Budget airline Ryanair has revealed that it will be unhedged for the next year.
Hedging helps businesses to manage risks
Recently pub group Mitchells and Butlers announced losses of £274m due to a failed hedge.
It may be a strange term, but it is a business strategy that is far from the garden.
Hedging is typically used by a business to protect it from sudden and unexpected increases in the cost of raw materials. Or to protect against rises in interest rates and inflation, or currency fluctuations.
Often, if a business is in a risky market, or under the influence of factors beyond its control, hedging can help avoid future troubles.
For example, airlines can choose to hedge against volatile fuel prices.
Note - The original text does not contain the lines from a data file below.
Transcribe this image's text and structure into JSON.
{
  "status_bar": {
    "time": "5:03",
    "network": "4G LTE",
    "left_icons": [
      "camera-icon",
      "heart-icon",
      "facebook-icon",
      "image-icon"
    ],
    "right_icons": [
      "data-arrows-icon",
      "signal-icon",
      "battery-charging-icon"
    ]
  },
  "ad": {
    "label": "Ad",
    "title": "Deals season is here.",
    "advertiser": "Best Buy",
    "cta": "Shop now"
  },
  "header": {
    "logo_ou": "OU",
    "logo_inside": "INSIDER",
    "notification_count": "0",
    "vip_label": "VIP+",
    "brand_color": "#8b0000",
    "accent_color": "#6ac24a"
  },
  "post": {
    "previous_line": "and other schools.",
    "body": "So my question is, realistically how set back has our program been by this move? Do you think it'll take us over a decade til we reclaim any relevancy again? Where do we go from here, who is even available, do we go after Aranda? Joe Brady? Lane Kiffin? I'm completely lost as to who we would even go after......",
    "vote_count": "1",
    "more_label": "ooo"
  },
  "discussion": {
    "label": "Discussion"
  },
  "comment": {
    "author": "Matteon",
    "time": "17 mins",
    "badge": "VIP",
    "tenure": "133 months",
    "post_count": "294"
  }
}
A hedge can therefore reduce or even cancel out a costly negative influence.
How does it work?
At its simplest form, hedging is a means of insurance and protection against a business risk.
The most typical method by which a company places a hedge is taking out a "futures contract".
This agrees a set price for something, such as a raw material, which will remain for a determined period of time.
For example, a bread-maker could make a hedge to buy wheat for a set price into the future, avoiding the risk that a crop failure in the intervening period could drive up wheat prices.
If the price goes up, the business still only has to pay the agreed price, not more. However, if the price then falls, it could be a costly move.
If it is so good, why not always do it?
If a business is big, secure and profitable enough to handle any market volatility there is no point in starting to hedge.
In fact, to begin to hedge would incur costs, and is therefore ideally avoidable.
Furthermore, without careful management, it can be disastrous.
Pub group Mitchells and Butlers (M&B) revealed last week that it had lost £274m through a hedge connected to a failed attempt to spin off property assets.
M&B had set up a hedge to protect the venture against changes in interest rates and inflation.
Yet at the last minute, the banks declined to back the venture, leaving M&B to take big losses from the cost of pulling out of the hedge.